Mecca for Women Writers

"To be a person is to have a story to tell."

So said Isak Dinesen, pen name for the Danish writer Baroness Karen von Blixen. Dinesen gave us the deeply honest story of her life in Kenya during the last decades of the British Empire. You may remember Meryl Streep's portrayal of Dinesen in Out of Africa.

As someone who has spent a career teaching people how to write memoir, I'm convinced that like Dinesen we each feel compelled to share our stories. It's how we connect, how we learn. Civilizations have been built because we heeded the lessons learned from stories.

Later this month I'll be on the faculty of the International Women's Writing Guild (IWWG)'s 34th annual summer conference beginning June 24 on the campus of Yale University. The Guild's goal is, "personal and professional empowerment of women through writing," and it draws women from all over the world to this week-long conference.

More than 40 workshops are offered each day: memoir, fiction, creative nonfiction, poetry, screenwriting, publishing, along with manuscript critique sessions and workshops on creativity and personal transformation -- all taught by some of the finest writers, teachers, publishing professionals and transformation experts working today.

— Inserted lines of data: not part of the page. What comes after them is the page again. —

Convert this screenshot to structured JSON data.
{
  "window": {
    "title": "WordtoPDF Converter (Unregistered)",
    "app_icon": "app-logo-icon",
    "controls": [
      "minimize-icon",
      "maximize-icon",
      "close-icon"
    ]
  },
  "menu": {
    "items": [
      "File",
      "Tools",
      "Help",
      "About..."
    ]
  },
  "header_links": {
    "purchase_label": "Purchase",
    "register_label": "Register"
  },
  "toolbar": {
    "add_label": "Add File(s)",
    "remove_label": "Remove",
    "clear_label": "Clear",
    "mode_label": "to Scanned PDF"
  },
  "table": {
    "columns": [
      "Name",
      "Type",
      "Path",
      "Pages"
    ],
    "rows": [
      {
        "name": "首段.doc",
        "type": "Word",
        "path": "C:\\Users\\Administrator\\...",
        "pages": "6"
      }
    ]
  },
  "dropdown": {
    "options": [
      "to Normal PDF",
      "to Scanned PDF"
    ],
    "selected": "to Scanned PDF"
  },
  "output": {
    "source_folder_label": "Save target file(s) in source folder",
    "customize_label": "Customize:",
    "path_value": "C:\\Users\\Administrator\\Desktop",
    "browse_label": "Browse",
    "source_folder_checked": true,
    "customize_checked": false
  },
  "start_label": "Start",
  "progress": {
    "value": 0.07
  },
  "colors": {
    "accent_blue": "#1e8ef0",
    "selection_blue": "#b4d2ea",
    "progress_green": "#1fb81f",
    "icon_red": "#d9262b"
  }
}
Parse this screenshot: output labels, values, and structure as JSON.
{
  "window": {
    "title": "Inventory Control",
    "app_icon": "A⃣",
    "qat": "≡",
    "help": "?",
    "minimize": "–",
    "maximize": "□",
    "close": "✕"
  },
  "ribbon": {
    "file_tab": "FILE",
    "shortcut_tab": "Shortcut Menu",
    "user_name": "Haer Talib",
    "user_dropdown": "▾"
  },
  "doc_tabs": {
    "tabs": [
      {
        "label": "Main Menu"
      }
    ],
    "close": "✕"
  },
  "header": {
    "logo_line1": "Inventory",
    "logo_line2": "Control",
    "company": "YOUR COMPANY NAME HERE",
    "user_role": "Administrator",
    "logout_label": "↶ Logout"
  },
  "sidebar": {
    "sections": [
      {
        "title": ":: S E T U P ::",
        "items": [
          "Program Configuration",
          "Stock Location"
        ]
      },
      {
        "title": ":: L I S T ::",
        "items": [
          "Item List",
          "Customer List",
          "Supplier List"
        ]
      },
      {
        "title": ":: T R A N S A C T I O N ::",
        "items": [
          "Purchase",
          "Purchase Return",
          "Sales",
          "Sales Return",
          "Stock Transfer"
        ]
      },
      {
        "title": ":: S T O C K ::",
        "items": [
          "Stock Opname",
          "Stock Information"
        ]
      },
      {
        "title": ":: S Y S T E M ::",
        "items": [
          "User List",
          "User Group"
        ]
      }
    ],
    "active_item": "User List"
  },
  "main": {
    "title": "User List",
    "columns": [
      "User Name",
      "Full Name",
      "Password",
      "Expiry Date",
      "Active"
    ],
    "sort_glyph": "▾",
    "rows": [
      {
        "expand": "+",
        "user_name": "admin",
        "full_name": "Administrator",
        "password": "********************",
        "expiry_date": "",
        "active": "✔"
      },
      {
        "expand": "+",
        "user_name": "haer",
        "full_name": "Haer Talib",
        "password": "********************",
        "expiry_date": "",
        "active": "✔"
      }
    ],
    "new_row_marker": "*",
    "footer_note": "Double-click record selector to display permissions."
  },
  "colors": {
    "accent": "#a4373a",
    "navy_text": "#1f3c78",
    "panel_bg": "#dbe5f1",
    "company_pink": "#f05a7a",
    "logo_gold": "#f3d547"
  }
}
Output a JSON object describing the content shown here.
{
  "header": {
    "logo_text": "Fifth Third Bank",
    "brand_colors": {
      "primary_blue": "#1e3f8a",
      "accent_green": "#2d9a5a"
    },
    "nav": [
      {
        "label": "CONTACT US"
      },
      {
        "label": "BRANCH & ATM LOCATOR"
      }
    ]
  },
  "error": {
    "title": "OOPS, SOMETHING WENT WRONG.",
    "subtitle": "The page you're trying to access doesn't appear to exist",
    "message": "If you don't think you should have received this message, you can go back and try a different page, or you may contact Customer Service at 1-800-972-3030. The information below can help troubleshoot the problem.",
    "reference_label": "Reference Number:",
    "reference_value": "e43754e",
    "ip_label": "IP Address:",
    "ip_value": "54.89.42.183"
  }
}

This Yale conference really is mecca for women writers, the best thing you could do for your writing life this summer. Hannelore Hahn founded the IWWG almost 40 years ago and during that time, she, along with her daughter Elizabeth Julia Stoumen -- and a league of gifted women -- have crafted a presence unique in the pantheon of writing organizations. Where else can you study the intricacies of writing craft and doll making all in one day? Or the legal pitfalls of publishing and soul collage?

At root, what sets the Guild apart is its focus on holistic thinking. The Guild recognizes interconnections between people, events and emotions, as well as conventional logic.

The Yale conference helps women who might not even consider themselves writers find a way to tell their stories. Personal storytelling, preserving these moments, leads to personal transformation, so not only do the workshops at the Guild's summer conference teach the fine points of craft, they give women the chance to enjoy the company of kindred spirits and to claim the daily practice of writing as a means for personal growth.

After years of teaching the art and craft of writing personal stories, what I know is that when people write memoir they change their lives. Few things are as powerful for transformation as discovering you're the hero of your own story.

Here are just a few of the teachers at the Yale IWWG summer conference, June 24-July 1:

Linda Bergman
Rainelle Burton
Pat Carr
Susanne Davis
Marj Hahne
Jan Phillips
Judith Searle
Susan Tiberghien